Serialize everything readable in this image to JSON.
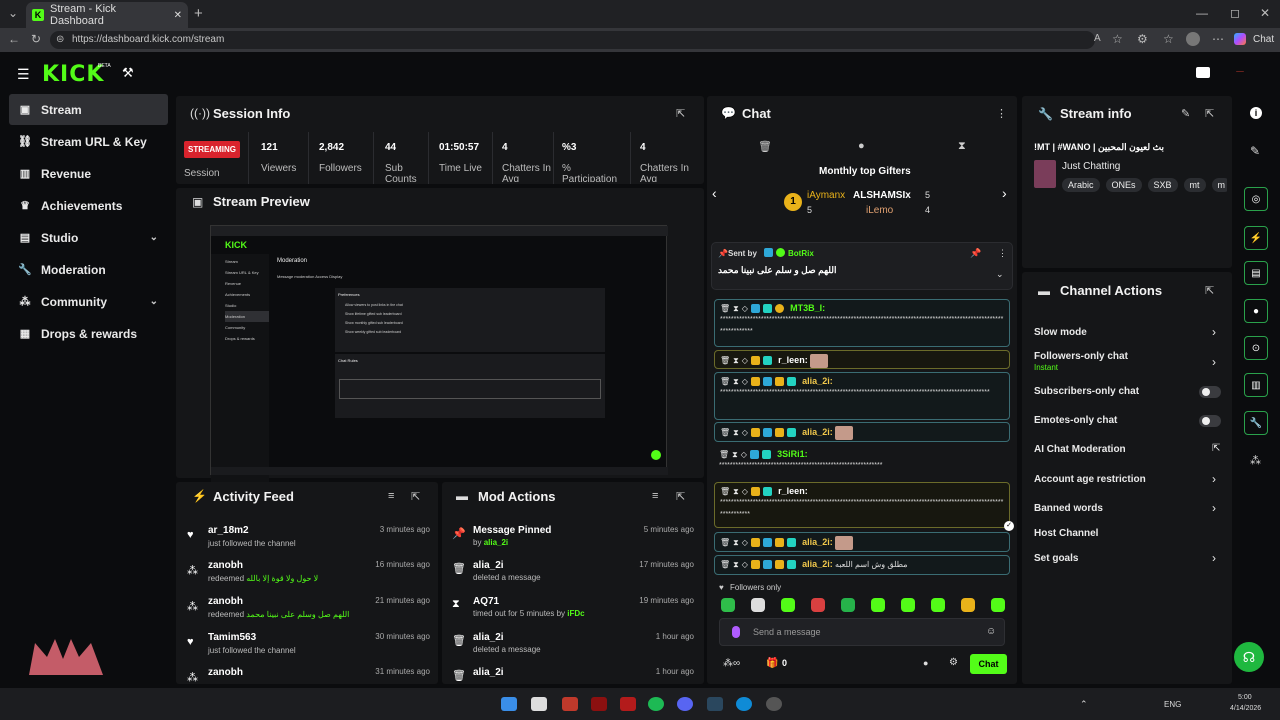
{
  "browser": {
    "tab_title": "Stream - Kick Dashboard",
    "url": "https://dashboard.kick.com/stream",
    "profile_label": "Chat",
    "new_tab": "+",
    "close_tab": "✕"
  },
  "brand": {
    "logo": "KICK",
    "beta": "BETA",
    "accent": "#53fc18"
  },
  "sidebar": {
    "items": [
      {
        "label": "Stream",
        "icon": "stream-icon"
      },
      {
        "label": "Stream URL & Key",
        "icon": "link-icon"
      },
      {
        "label": "Revenue",
        "icon": "chart-icon"
      },
      {
        "label": "Achievements",
        "icon": "trophy-icon"
      },
      {
        "label": "Studio",
        "icon": "studio-icon"
      },
      {
        "label": "Moderation",
        "icon": "wrench-icon"
      },
      {
        "label": "Community",
        "icon": "community-icon"
      },
      {
        "label": "Drops & rewards",
        "icon": "drops-icon"
      }
    ]
  },
  "session": {
    "title": "Session Info",
    "status": "STREAMING",
    "status_label": "Session",
    "stats": [
      {
        "value": "121",
        "label": "Viewers"
      },
      {
        "value": "2,842",
        "label": "Followers"
      },
      {
        "value": "44",
        "label": "Sub Counts"
      },
      {
        "value": "01:50:57",
        "label": "Time Live"
      },
      {
        "value": "4",
        "label": "Chatters In Avg"
      },
      {
        "value": "%3",
        "label": "% Participation"
      },
      {
        "value": "4",
        "label": "Chatters In Avg"
      }
    ]
  },
  "preview": {
    "title": "Stream Preview",
    "inner": {
      "heading": "Moderation",
      "tabs": "Message moderation  Access  Display",
      "section": "Preferences",
      "prefs": [
        "Allow viewers to post links in the chat",
        "Show lifetime gifted sub leaderboard",
        "Show monthly gifted sub leaderboard",
        "Show weekly gifted sub leaderboard"
      ],
      "rules": "Chat Rules",
      "nav": [
        "Stream",
        "Stream URL & Key",
        "Revenue",
        "Achievements",
        "Studio",
        "Moderation",
        "Community",
        "Drops & rewards"
      ]
    }
  },
  "activity": {
    "title": "Activity Feed",
    "rows": [
      {
        "user": "ar_18m2",
        "text": "just followed the channel",
        "time": "3 minutes ago"
      },
      {
        "user": "zanobh",
        "text": "redeemed",
        "extra": "لا حول ولا قوة إلا بالله",
        "time": "16 minutes ago"
      },
      {
        "user": "zanobh",
        "text": "redeemed",
        "extra": "اللهم صل وسلم على نبينا محمد",
        "time": "21 minutes ago"
      },
      {
        "user": "Tamim563",
        "text": "just followed the channel",
        "time": "30 minutes ago"
      },
      {
        "user": "zanobh",
        "text": "",
        "time": "31 minutes ago"
      }
    ]
  },
  "mod_actions": {
    "title": "Mod Actions",
    "rows": [
      {
        "title": "Message Pinned",
        "text": "by",
        "who": "alia_2i",
        "time": "5 minutes ago"
      },
      {
        "title": "alia_2i",
        "text": "deleted a message",
        "time": "17 minutes ago"
      },
      {
        "title": "AQ71",
        "text": "timed out for 5 minutes by",
        "who": "iFDc",
        "time": "19 minutes ago"
      },
      {
        "title": "alia_2i",
        "text": "deleted a message",
        "time": "1 hour ago"
      },
      {
        "title": "alia_2i",
        "text": "",
        "time": "1 hour ago"
      }
    ]
  },
  "chat": {
    "title": "Chat",
    "gifters_title": "Monthly top Gifters",
    "gifters": [
      {
        "rank": "1",
        "name": "iAymanx",
        "count": "5"
      },
      {
        "name": "ALSHAMSIx",
        "count": "5"
      },
      {
        "name": "iLemo",
        "count": "4"
      }
    ],
    "pinned": {
      "label": "Sent by",
      "user": "BotRix",
      "text": "اللهم صل و سلم على نبينا محمد"
    },
    "messages": [
      {
        "user": "MT3B_I:",
        "text": "********************************************************************************************************************"
      },
      {
        "user": "r_leen:",
        "text": ""
      },
      {
        "user": "alia_2i:",
        "text": "***************************************************************************************************"
      },
      {
        "user": "alia_2i:",
        "text": ""
      },
      {
        "user": "3SiRi1:",
        "text": "************************************************************"
      },
      {
        "user": "r_leen:",
        "text": "*******************************************************************************************************************"
      },
      {
        "user": "alia_2i:",
        "text": ""
      },
      {
        "user": "alia_2i:",
        "text": "مطلق وش اسم اللعبه"
      }
    ],
    "mode": "Followers only",
    "placeholder": "Send a message",
    "count": "0",
    "send_label": "Chat"
  },
  "stream_info": {
    "title": "Stream info",
    "stream_title": "!MT | #WANO | بث لعيون المحبين",
    "category": "Just Chatting",
    "tags": [
      "Arabic",
      "ONEs",
      "SXB",
      "mt",
      "m"
    ]
  },
  "channel_actions": {
    "title": "Channel Actions",
    "items": [
      {
        "label": "Slow mode"
      },
      {
        "label": "Followers-only chat",
        "sub": "Instant"
      },
      {
        "label": "Subscribers-only chat"
      },
      {
        "label": "Emotes-only chat"
      },
      {
        "label": "AI Chat Moderation"
      },
      {
        "label": "Account age restriction"
      },
      {
        "label": "Banned words"
      },
      {
        "label": "Host Channel"
      },
      {
        "label": "Set goals"
      }
    ]
  },
  "taskbar": {
    "lang": "ENG",
    "time": "5:00",
    "date": "4/14/2026"
  }
}
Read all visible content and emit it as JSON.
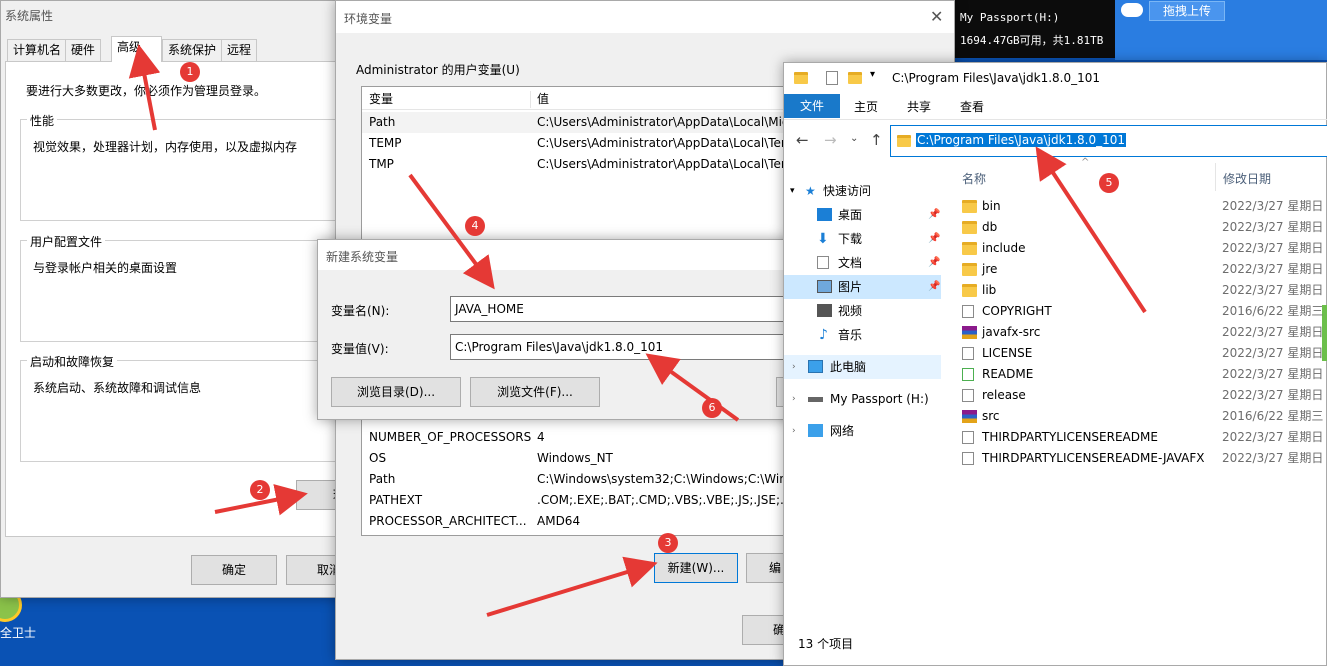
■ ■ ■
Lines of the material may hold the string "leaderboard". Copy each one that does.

        "Show lifetime gifted sub leaderboard",
        "Show monthly gifted sub leaderboard",
        "Show weekly gifted sub leaderboard"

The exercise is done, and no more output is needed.